**What is required**: Lines holding the word "kind" in the following material must be counted; give only the resulting number.

BEGIN Data supplied

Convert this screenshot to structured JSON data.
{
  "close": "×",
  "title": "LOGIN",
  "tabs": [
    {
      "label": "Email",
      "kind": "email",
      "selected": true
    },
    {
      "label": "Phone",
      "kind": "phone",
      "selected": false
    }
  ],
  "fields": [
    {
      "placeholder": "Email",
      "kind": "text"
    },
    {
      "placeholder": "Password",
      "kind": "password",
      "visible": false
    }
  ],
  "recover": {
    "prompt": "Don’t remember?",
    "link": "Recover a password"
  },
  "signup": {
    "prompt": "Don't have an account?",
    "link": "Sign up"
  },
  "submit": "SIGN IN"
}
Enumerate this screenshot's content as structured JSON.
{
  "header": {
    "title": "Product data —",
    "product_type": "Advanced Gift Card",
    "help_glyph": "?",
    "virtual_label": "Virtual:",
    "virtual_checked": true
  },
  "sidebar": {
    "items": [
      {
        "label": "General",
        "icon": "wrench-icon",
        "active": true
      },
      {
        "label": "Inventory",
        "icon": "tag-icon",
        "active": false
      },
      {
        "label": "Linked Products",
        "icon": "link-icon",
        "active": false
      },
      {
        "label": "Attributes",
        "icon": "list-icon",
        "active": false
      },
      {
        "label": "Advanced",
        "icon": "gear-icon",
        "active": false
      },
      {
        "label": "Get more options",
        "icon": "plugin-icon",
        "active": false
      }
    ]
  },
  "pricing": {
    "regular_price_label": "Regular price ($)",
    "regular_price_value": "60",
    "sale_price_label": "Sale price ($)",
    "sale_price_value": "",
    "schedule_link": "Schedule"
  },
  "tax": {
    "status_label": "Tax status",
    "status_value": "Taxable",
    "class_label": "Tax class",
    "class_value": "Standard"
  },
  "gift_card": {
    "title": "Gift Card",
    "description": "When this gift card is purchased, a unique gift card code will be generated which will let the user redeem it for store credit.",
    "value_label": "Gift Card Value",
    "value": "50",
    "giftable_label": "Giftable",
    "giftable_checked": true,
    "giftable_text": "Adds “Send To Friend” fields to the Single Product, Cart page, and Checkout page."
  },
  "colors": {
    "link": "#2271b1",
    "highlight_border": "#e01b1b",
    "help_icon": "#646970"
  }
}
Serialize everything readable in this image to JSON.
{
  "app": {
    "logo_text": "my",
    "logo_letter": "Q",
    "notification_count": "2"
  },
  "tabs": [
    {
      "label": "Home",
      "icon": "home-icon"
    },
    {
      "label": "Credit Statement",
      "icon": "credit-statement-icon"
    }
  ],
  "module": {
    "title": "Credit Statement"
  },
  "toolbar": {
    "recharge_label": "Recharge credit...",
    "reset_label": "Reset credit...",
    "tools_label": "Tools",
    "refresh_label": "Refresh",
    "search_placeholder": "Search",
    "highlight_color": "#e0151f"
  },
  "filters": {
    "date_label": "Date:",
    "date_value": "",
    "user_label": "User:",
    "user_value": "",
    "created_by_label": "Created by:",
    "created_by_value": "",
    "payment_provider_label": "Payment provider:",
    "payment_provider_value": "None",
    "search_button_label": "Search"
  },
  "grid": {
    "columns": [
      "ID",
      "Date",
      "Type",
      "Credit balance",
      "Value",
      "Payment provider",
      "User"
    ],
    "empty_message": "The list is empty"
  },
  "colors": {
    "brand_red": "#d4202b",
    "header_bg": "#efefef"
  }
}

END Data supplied

**Completed task**: 4